The bust is decorated in a traditional design known as ten thousand flowers, with the flamboyant peony taking centre stage, it expresses good wishes, as well as longevity. Peonies have long been appreciated in China as the ‘king of flowers’ and are generally known as symbols of wealth and nobility. While Human human – cloisonné bust 3 uses the style and technique of Imperial China, the realism of the portrait creates an incongruity in the pairing of a contemporary human form with a traditional surface design. Despite the beauty and opulence of the decoration, the work exudes an unease: with its closed eyes and expressionless visage, this sculpture feels more like posthumous portrait, a death mask. The extensive floral decoration is slightly cloying, an attempt to camouflage the truth by diverting the viewer with its beauty.

  • Bring Ah Xian into your classroom with this short video.
  • Look at Human human – cloisonné bust. What does this pattern remind you of?
  • Define what a portrait is with your class. Now looking at Human human – cloisonné bust 3 – is this a portrait or a sculpture – or is it both?
  • Human human – cloisonné bust 3 is part of a large series of busts. Look as some of the other busts online. How are they similar and different?

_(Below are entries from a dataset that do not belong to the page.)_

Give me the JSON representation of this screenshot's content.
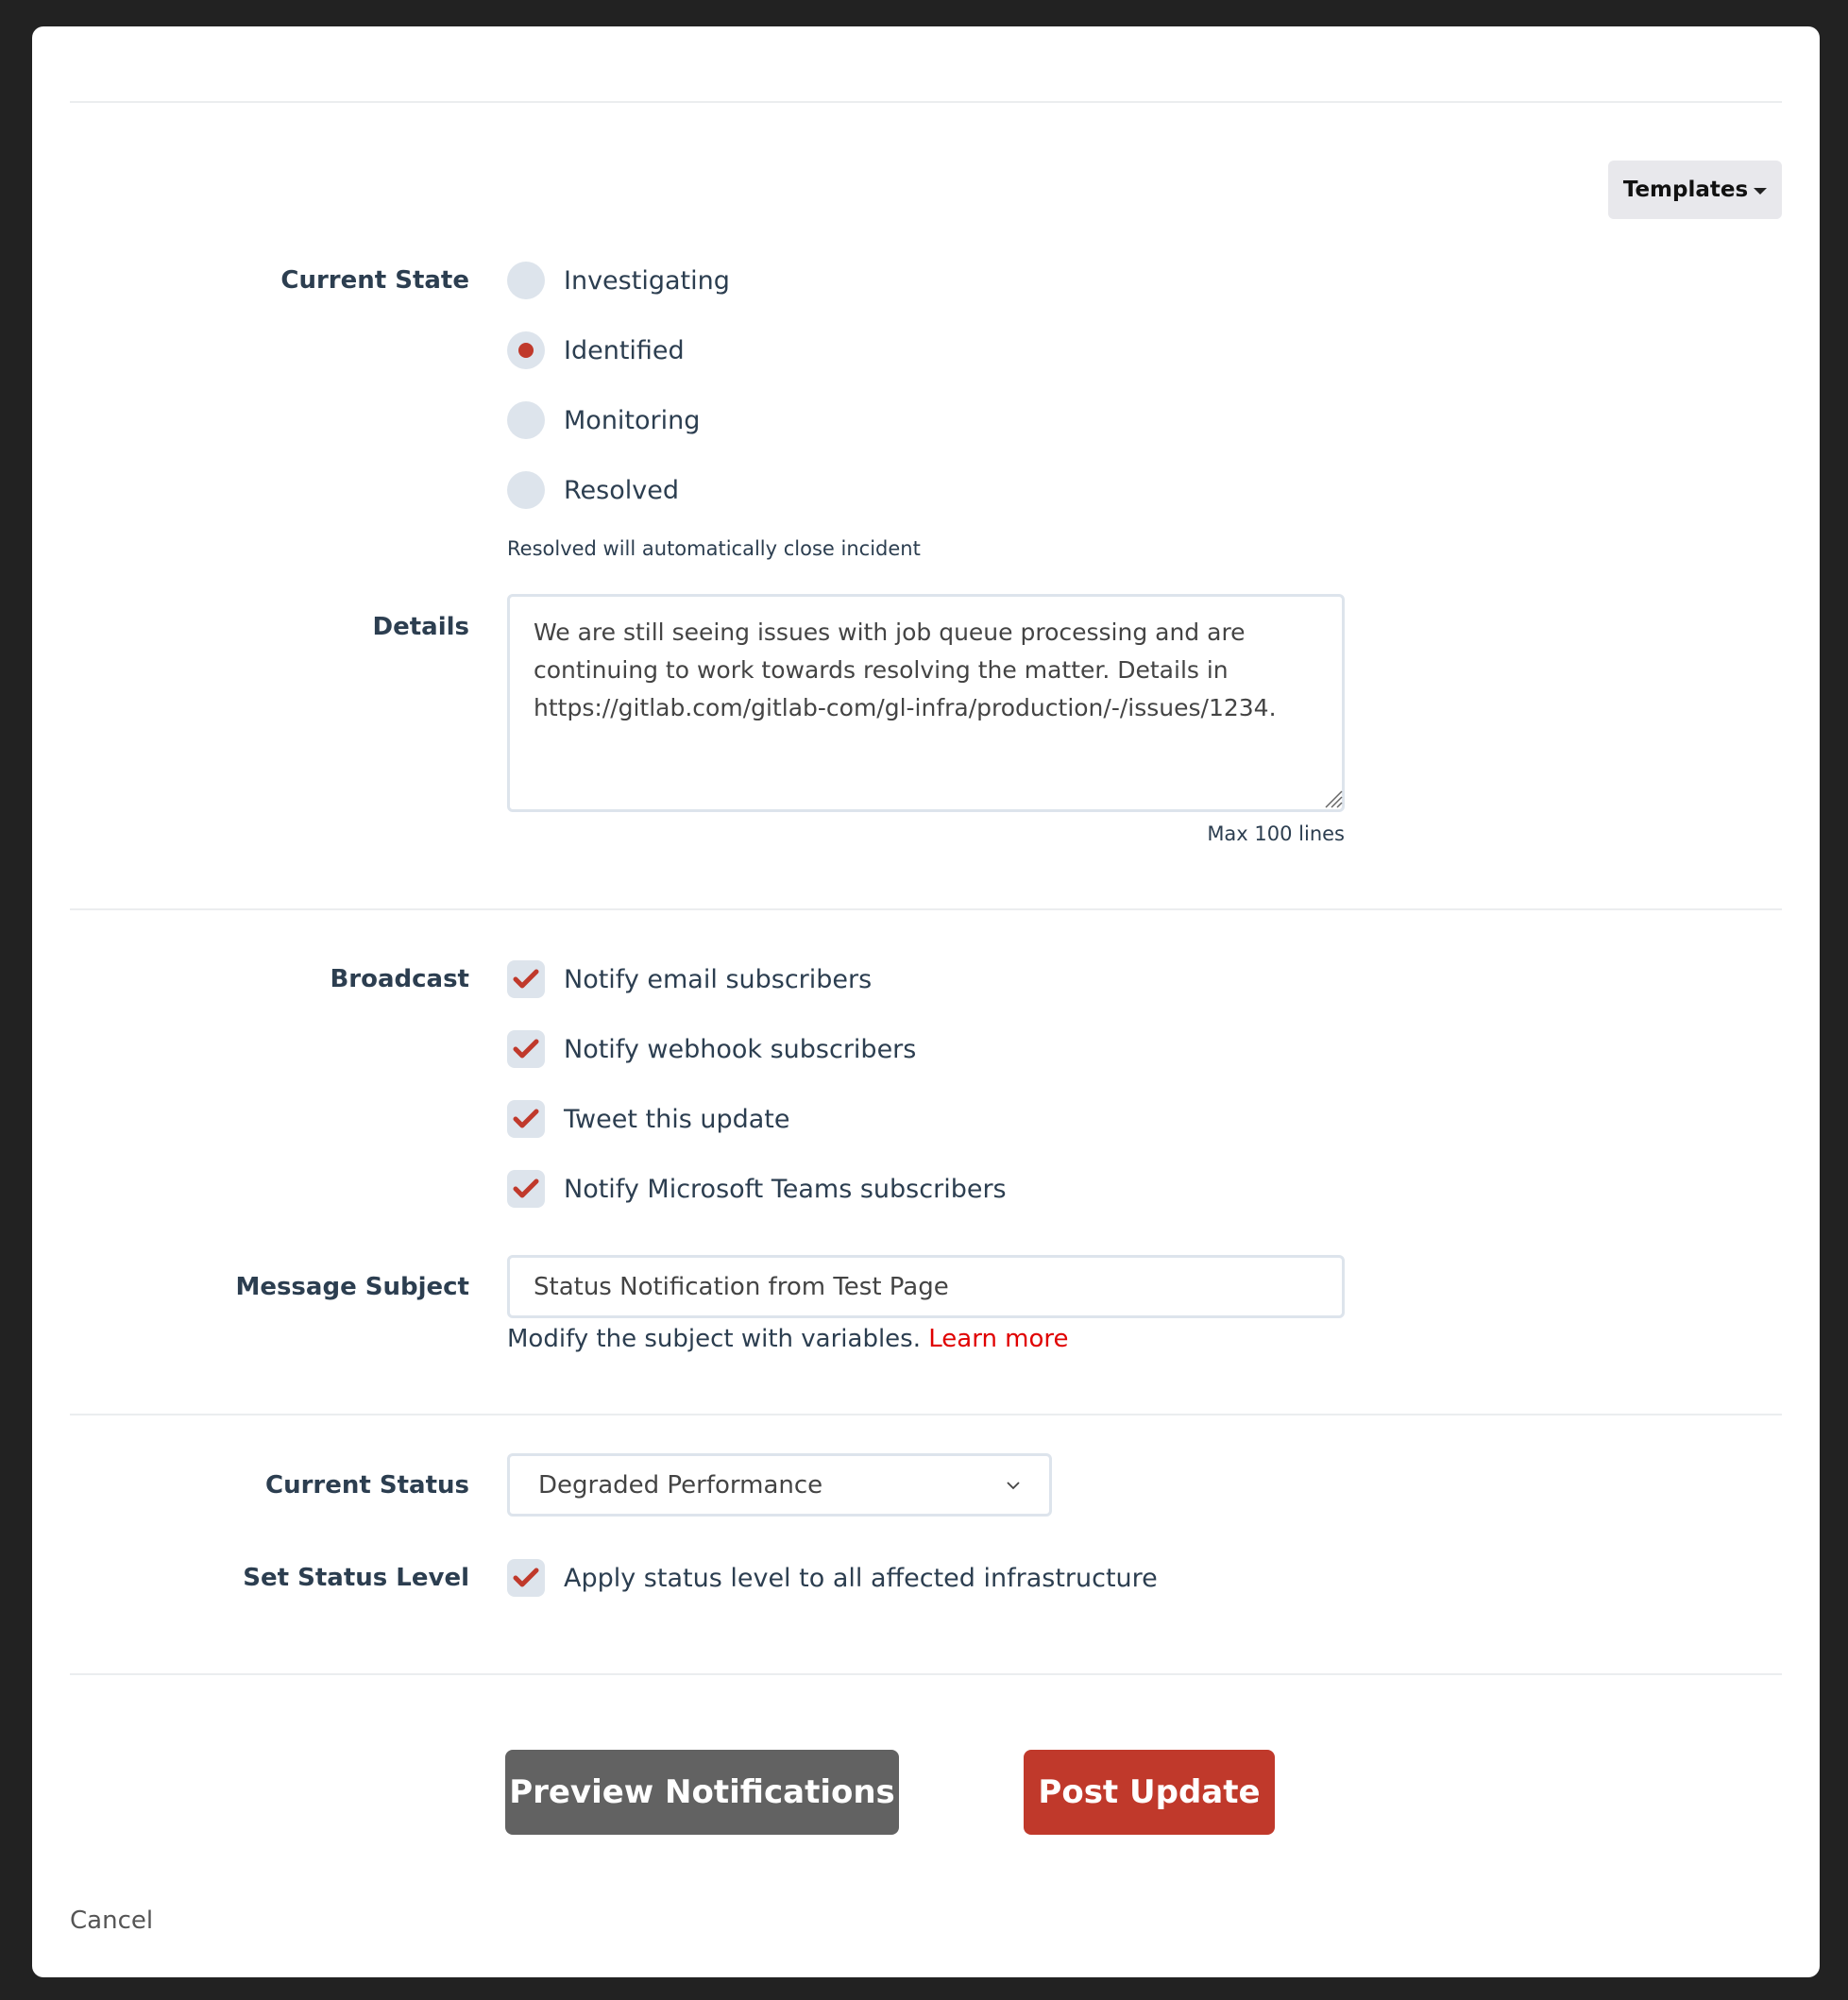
{
  "toolbar": {
    "templates_label": "Templates"
  },
  "current_state": {
    "label": "Current State",
    "options": [
      {
        "label": "Investigating",
        "selected": false
      },
      {
        "label": "Identified",
        "selected": true
      },
      {
        "label": "Monitoring",
        "selected": false
      },
      {
        "label": "Resolved",
        "selected": false
      }
    ],
    "helper": "Resolved will automatically close incident"
  },
  "details": {
    "label": "Details",
    "value": "We are still seeing issues with job queue processing and are continuing to work towards resolving the matter. Details in https://gitlab.com/gitlab-com/gl-infra/production/-/issues/1234.",
    "max_lines_note": "Max 100 lines"
  },
  "broadcast": {
    "label": "Broadcast",
    "options": [
      {
        "label": "Notify email subscribers",
        "checked": true
      },
      {
        "label": "Notify webhook subscribers",
        "checked": true
      },
      {
        "label": "Tweet this update",
        "checked": true
      },
      {
        "label": "Notify Microsoft Teams subscribers",
        "checked": true
      }
    ]
  },
  "message_subject": {
    "label": "Message Subject",
    "value": "Status Notification from Test Page",
    "helper": "Modify the subject with variables.",
    "learn_more": "Learn more"
  },
  "current_status": {
    "label": "Current Status",
    "selected": "Degraded Performance"
  },
  "set_status_level": {
    "label": "Set Status Level",
    "option": {
      "label": "Apply status level to all affected infrastructure",
      "checked": true
    }
  },
  "actions": {
    "preview_label": "Preview Notifications",
    "post_label": "Post Update",
    "cancel_label": "Cancel"
  },
  "colors": {
    "accent": "#c0392b",
    "preview_button": "#626262",
    "link": "#e00000",
    "control_bg": "#dde4ec"
  }
}
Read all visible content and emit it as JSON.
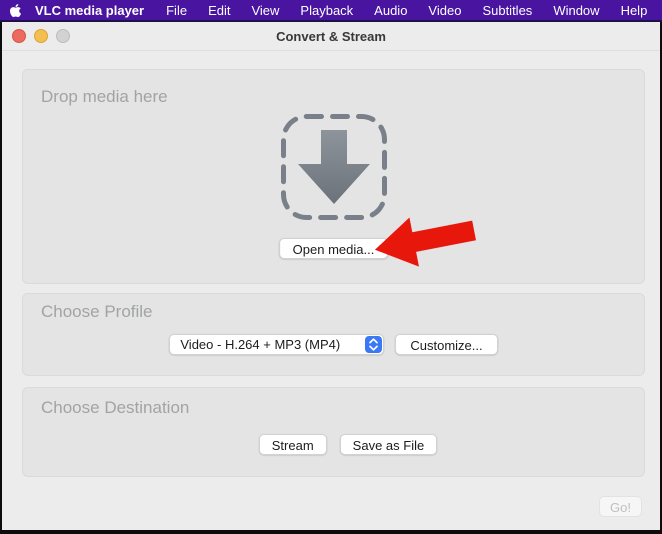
{
  "menubar": {
    "apple_icon": "apple-logo",
    "app_name": "VLC media player",
    "items": [
      "File",
      "Edit",
      "View",
      "Playback",
      "Audio",
      "Video",
      "Subtitles",
      "Window",
      "Help"
    ]
  },
  "titlebar": {
    "title": "Convert & Stream",
    "close_icon": "close-traffic-light",
    "minimize_icon": "minimize-traffic-light",
    "zoom_icon": "zoom-traffic-light-disabled"
  },
  "drop_section": {
    "label": "Drop media here",
    "drop_icon": "download-arrow-in-dashed-box",
    "open_media_label": "Open media..."
  },
  "profile_section": {
    "label": "Choose Profile",
    "selected_profile": "Video - H.264 + MP3 (MP4)",
    "stepper_icon": "up-down-chevrons",
    "customize_label": "Customize..."
  },
  "destination_section": {
    "label": "Choose Destination",
    "stream_label": "Stream",
    "save_label": "Save as File"
  },
  "footer": {
    "go_label": "Go!",
    "go_state": "disabled"
  },
  "annotation": {
    "red_arrow_icon": "red-arrow-pointing-left-at-open-media-button",
    "color": "#e8170c"
  },
  "colors": {
    "menubar_purple": "#4814a0",
    "window_bg": "#ececec",
    "panel_bg": "#e4e4e4",
    "stepper_blue": "#3b78f6",
    "traffic_red": "#ed6a5e",
    "traffic_yellow": "#f5bf4f",
    "traffic_gray": "#d2d2d2",
    "dashed_border_gray": "#798089"
  }
}
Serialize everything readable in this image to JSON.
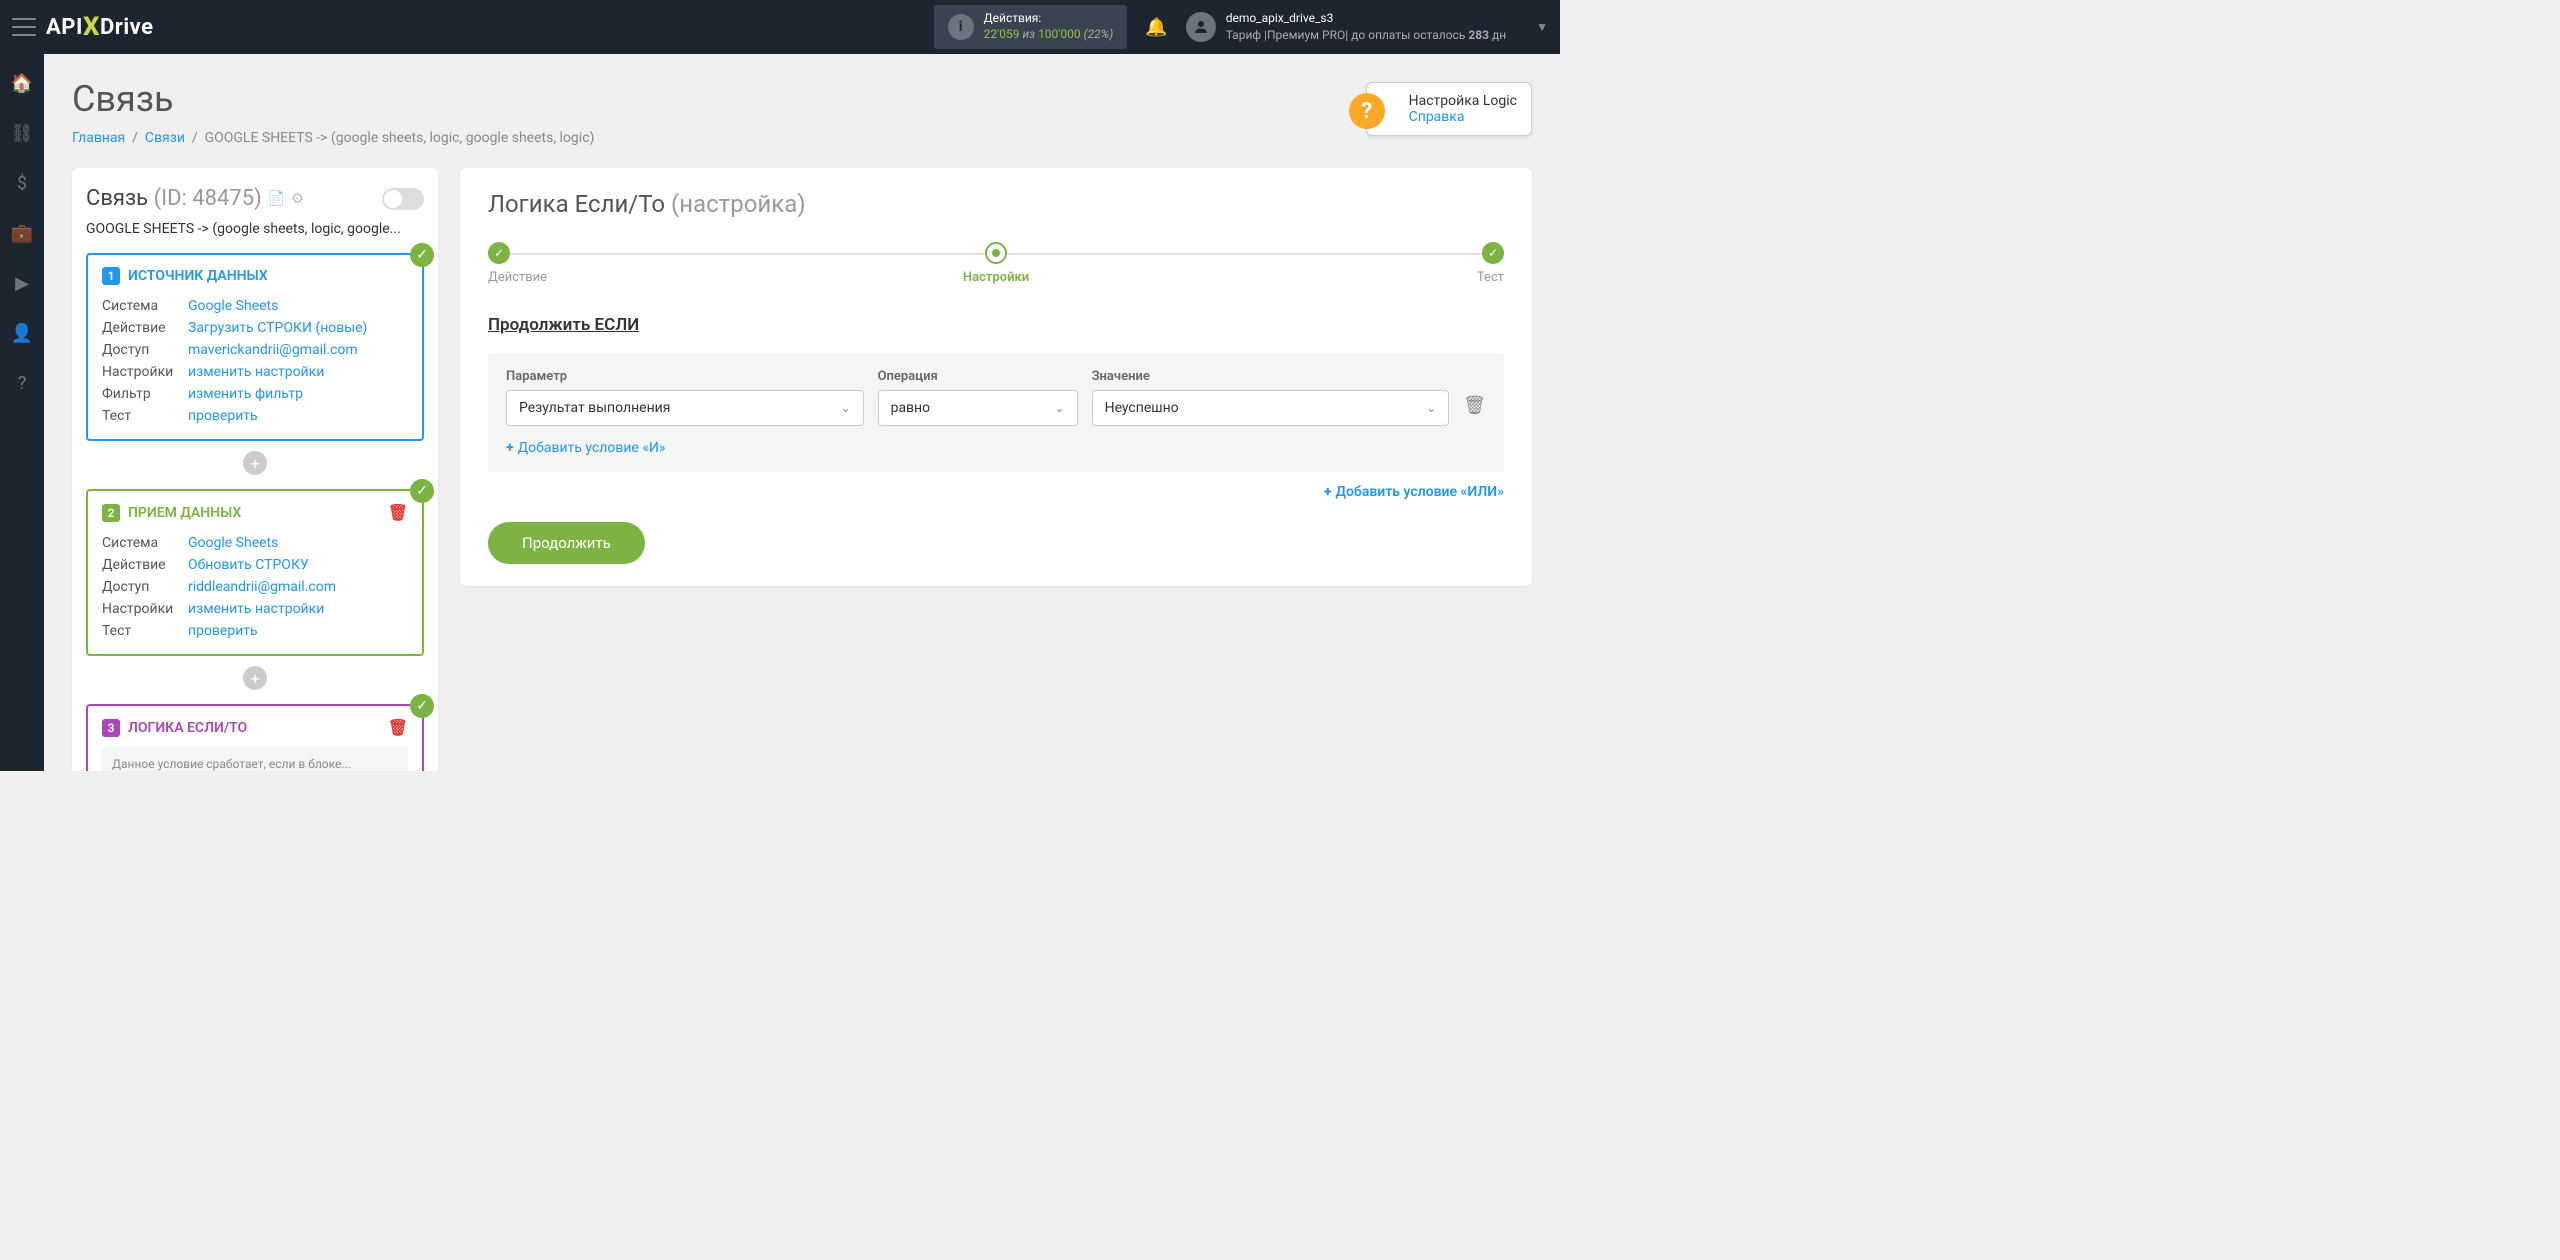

What other motifs has he used on these busts?
  • Ah Xian has long been amazed by the shape of the human body and how it has been inspiration for many artists for thousands of years. Find other busts or human forms in AGSA’s collection and compare these to Human human – cloisonné bust 3. What do you notice that is similar about these works – what materials are they made from and when were they made?
  • Investigate the meanings for plants and flowers. Is there a particular meaning that piques your interest? Create a bouquet portrait of a selection of flowers and/or plants that you would give to a loved one. Your selection may be representative of that person or what you wish for them, such as happiness and good health.
  • Create a three-dimensional work of art that combines two elements, one which represents your past and which is symbolic of your present or goals for the future.